■ Problem statement: When you reach a picture, leave it out; output everything else in the records exactly.

*** Block opens ***

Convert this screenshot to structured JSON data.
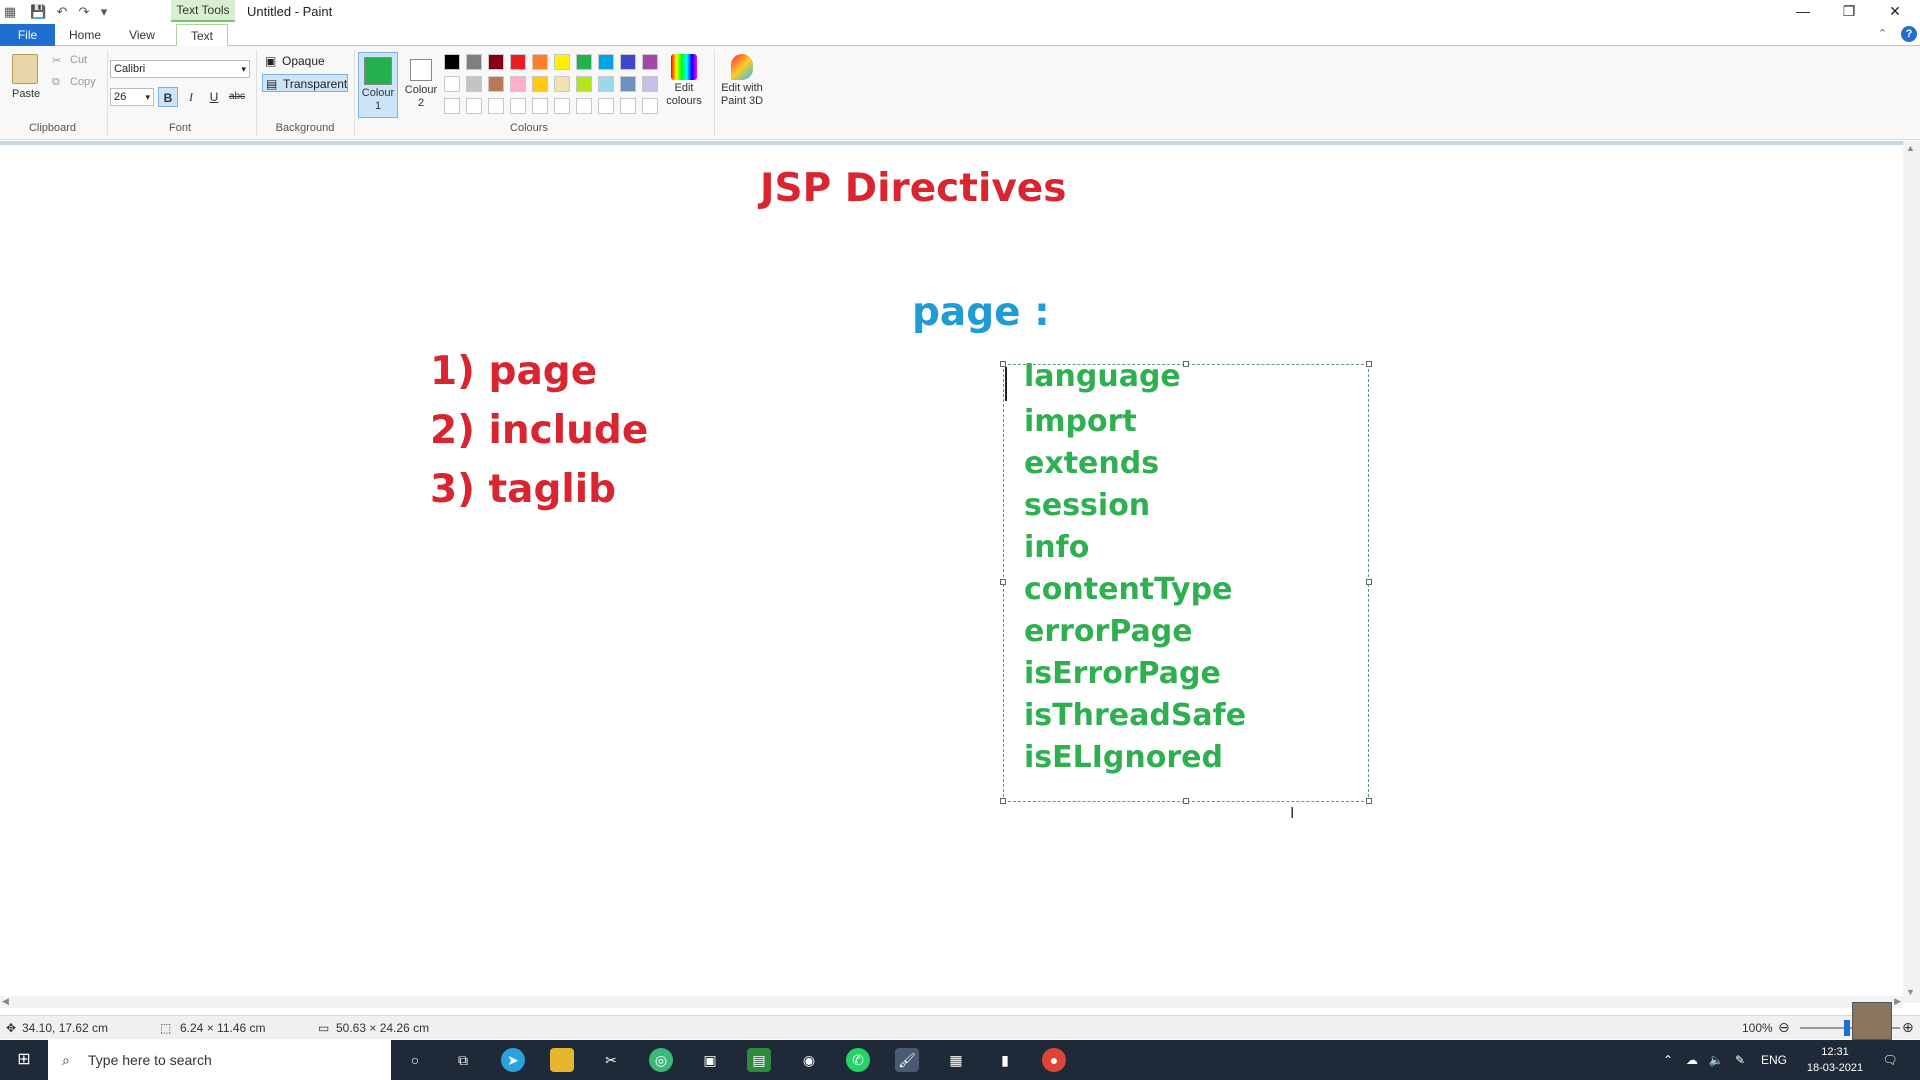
{
  "window": {
    "context_tab": "Text Tools",
    "title": "Untitled - Paint"
  },
  "tabs": [
    "File",
    "Home",
    "View",
    "Text"
  ],
  "ribbon": {
    "clipboard": {
      "paste": "Paste",
      "cut": "Cut",
      "copy": "Copy",
      "label": "Clipboard"
    },
    "font": {
      "family": "Calibri",
      "size": "26",
      "bold": "B",
      "italic": "I",
      "underline": "U",
      "strike": "abc",
      "label": "Font"
    },
    "background": {
      "opaque": "Opaque",
      "transparent": "Transparent",
      "label": "Background"
    },
    "colours": {
      "colour1_label": "Colour 1",
      "colour2_label": "Colour 2",
      "colour1": "#22b14c",
      "colour2": "#ffffff",
      "edit_label": "Edit colours",
      "paint3d_label": "Edit with Paint 3D",
      "label": "Colours",
      "row1": [
        "#000000",
        "#7f7f7f",
        "#880015",
        "#ed1c24",
        "#ff7f27",
        "#fff200",
        "#22b14c",
        "#00a2e8",
        "#3f48cc",
        "#a349a4"
      ],
      "row2": [
        "#ffffff",
        "#c3c3c3",
        "#b97a57",
        "#ffaec9",
        "#ffc90e",
        "#efe4b0",
        "#b5e61d",
        "#99d9ea",
        "#7092be",
        "#c8bfe7"
      ],
      "row3": [
        "#ffffff",
        "#ffffff",
        "#ffffff",
        "#ffffff",
        "#ffffff",
        "#ffffff",
        "#ffffff",
        "#ffffff",
        "#ffffff",
        "#ffffff"
      ]
    }
  },
  "canvas": {
    "title": "JSP Directives",
    "subtitle": "page :",
    "directives": [
      "1) page",
      "2) include",
      "3) taglib"
    ],
    "attributes": [
      "language",
      "import",
      "extends",
      "session",
      "info",
      "contentType",
      "errorPage",
      "isErrorPage",
      "isThreadSafe",
      "isELIgnored"
    ],
    "colors": {
      "title": "#d9252f",
      "subtitle": "#1f9bd6",
      "attributes": "#2fb050"
    }
  },
  "status": {
    "cursor": "34.10, 17.62 cm",
    "selection": "6.24 × 11.46 cm",
    "canvas_size": "50.63 × 24.26 cm",
    "zoom": "100%"
  },
  "taskbar": {
    "search_placeholder": "Type here to search",
    "lang": "ENG",
    "time": "12:31",
    "date": "18-03-2021"
  }
}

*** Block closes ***

■ Exercise solution:
Convert this screenshot to structured JSON data.
{
  "window": {
    "context_tab": "Text Tools",
    "title": "Untitled - Paint"
  },
  "tabs": [
    "File",
    "Home",
    "View",
    "Text"
  ],
  "ribbon": {
    "clipboard": {
      "paste": "Paste",
      "cut": "Cut",
      "copy": "Copy",
      "label": "Clipboard"
    },
    "font": {
      "family": "Calibri",
      "size": "26",
      "bold": "B",
      "italic": "I",
      "underline": "U",
      "strike": "abc",
      "label": "Font"
    },
    "background": {
      "opaque": "Opaque",
      "transparent": "Transparent",
      "label": "Background"
    },
    "colours": {
      "colour1_label": "Colour 1",
      "colour2_label": "Colour 2",
      "colour1": "#22b14c",
      "colour2": "#ffffff",
      "edit_label": "Edit colours",
      "paint3d_label": "Edit with Paint 3D",
      "label": "Colours",
      "row1": [
        "#000000",
        "#7f7f7f",
        "#880015",
        "#ed1c24",
        "#ff7f27",
        "#fff200",
        "#22b14c",
        "#00a2e8",
        "#3f48cc",
        "#a349a4"
      ],
      "row2": [
        "#ffffff",
        "#c3c3c3",
        "#b97a57",
        "#ffaec9",
        "#ffc90e",
        "#efe4b0",
        "#b5e61d",
        "#99d9ea",
        "#7092be",
        "#c8bfe7"
      ],
      "row3": [
        "#ffffff",
        "#ffffff",
        "#ffffff",
        "#ffffff",
        "#ffffff",
        "#ffffff",
        "#ffffff",
        "#ffffff",
        "#ffffff",
        "#ffffff"
      ]
    }
  },
  "canvas": {
    "title": "JSP Directives",
    "subtitle": "page :",
    "directives": [
      "1) page",
      "2) include",
      "3) taglib"
    ],
    "attributes": [
      "language",
      "import",
      "extends",
      "session",
      "info",
      "contentType",
      "errorPage",
      "isErrorPage",
      "isThreadSafe",
      "isELIgnored"
    ],
    "colors": {
      "title": "#d9252f",
      "subtitle": "#1f9bd6",
      "attributes": "#2fb050"
    }
  },
  "status": {
    "cursor": "34.10, 17.62 cm",
    "selection": "6.24 × 11.46 cm",
    "canvas_size": "50.63 × 24.26 cm",
    "zoom": "100%"
  },
  "taskbar": {
    "search_placeholder": "Type here to search",
    "lang": "ENG",
    "time": "12:31",
    "date": "18-03-2021"
  }
}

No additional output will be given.